Zombie Bought The Film Back From Universal For Almost Nothing
Once a project has been funded, the creator is rarely able to buy their intellectual property back from a studio or distributor. Zombie understands this, so when Universal told him they wouldn't release his film, he knew he had to convince them it was "incredibly worthless."
In a 2010 interview with the Nerdist podcast, Zombie claimed Universal initially wanted their $14 million investment for the movie; a far greater sum than Zombie could afford.
After sitting on the film for a while, however, Universal changed its tune. Zombie said negotiations went something like, "We'll take 12, we'll take 10, we'll take seven, but as the months went by and two years later they said 'How about one hundred grand?'"
The director snatched up his movie and "immediately sold it to Lionsgate."
Zombie Didn't Tell His Actors About The Film's Money Problems
Even though Zombie was well aware of the film's funding problems, he allegedly did his best to make sure no one on set - especially the actors - knew everything was on the verge of falling apart. Zombie says he was "totally stressed out" while filming but "kept it hidden."
In his mind, the deception was necessary to ensure everyone stayed motivated and enthused:
My big thing was protecting the actors. Keeping them happy, because I think they were doing a wonderful job. I wanted them to stay focused. Whenever there were problems, I’d never let them know. I told them once we wrapped, and they were like, 'Oh, my God! All that was going on? I had no idea.' I find that people work harder when they’re happy. You can’t start yelling and screaming at them.
Zombie Tricked Universal Into Paying For A Major Reshoot
As Zombie's first film, he didn't particularly have a knack for budgeting. Because of this, he ran out of money before filming the movie's big finale. Instead of freaking out or turning in a lesser film, Zombie came up with a plan.
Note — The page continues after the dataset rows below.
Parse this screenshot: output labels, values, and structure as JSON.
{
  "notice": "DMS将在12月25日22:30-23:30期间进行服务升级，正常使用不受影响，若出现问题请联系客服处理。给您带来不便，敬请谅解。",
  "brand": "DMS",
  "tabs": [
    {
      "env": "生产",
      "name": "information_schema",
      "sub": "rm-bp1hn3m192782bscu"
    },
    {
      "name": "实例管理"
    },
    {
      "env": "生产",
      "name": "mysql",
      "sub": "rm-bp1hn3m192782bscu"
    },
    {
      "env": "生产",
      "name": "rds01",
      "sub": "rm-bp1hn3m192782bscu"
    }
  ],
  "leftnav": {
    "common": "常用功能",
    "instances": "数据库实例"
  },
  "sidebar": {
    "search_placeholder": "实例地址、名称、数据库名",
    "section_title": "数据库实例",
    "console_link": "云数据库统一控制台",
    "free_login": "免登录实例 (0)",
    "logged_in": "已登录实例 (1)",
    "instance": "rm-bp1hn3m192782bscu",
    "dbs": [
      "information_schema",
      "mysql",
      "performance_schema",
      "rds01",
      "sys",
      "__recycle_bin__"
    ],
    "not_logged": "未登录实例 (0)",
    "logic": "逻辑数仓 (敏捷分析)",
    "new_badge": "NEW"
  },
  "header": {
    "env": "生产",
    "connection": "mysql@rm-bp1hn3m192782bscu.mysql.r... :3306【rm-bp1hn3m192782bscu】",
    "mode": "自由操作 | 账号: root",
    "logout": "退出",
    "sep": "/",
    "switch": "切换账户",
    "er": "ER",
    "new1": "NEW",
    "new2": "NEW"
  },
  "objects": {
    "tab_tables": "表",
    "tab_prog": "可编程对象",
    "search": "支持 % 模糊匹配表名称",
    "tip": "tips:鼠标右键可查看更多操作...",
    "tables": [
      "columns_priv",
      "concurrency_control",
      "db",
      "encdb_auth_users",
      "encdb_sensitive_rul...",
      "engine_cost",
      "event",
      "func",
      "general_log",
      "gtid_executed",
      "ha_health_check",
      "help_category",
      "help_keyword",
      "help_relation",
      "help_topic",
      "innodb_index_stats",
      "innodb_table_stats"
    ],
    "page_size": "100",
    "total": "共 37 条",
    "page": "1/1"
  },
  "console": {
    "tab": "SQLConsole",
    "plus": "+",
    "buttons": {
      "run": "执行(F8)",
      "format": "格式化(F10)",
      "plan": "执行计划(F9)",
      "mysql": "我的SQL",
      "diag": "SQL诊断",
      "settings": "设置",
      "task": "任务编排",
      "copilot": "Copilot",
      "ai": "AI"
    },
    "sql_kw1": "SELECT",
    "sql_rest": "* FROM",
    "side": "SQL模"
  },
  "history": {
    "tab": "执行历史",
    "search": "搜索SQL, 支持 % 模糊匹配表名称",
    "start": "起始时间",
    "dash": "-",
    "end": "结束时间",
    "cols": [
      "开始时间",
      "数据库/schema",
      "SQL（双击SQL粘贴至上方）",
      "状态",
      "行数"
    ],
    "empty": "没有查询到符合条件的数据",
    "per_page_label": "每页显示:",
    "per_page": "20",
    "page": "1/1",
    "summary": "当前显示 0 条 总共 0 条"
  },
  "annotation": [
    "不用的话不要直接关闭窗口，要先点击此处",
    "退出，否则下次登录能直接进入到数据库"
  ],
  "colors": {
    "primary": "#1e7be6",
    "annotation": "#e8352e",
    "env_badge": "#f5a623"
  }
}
He showed Universal the movie with the original ending in hopes they would suggest reshoots with an extended budget, and that's exactly what happened.
I knew the ending sucked, so I let it suck and they said, 'The movie's great but the ending sucks' and I know. So they gave me more money and we shot a more elaborate ending... Movie people are fairly vague when you talk to them... But my agent said if they're still writing checks, that's how they tell you they like it... Everything was good; they saw every frame, I wasn't trying to get away with anything. In hindsight, it looks like I was up to some crazy thing at Universal and they caught on.
There's Little Hope For A Director's Cut
For years, rumors have swirled about the possibility of a transgressive, even more in-your-face director's cut of the movie. Unfortunately, this extended edition seems to be little more than an urban legend. While Zombie's all for the idea of releasing a cut that's closer to his original 105-minute version, he doesn't know where the footage is.
In 2016, the director explained:
I don’t think it ever will [be released], because I don’t think anyone knows where any of it is, truthfully. Even when they put together the DVD, which was 13 years ago, we couldn’t find anything because they had shot two hundred interviews in the time since the shoot. We had behind-the-scenes stuff, make-up tests, all these different things, and nobody could find it. It was all lost. That’s why I think whatever exists is all that’s going to ever exist.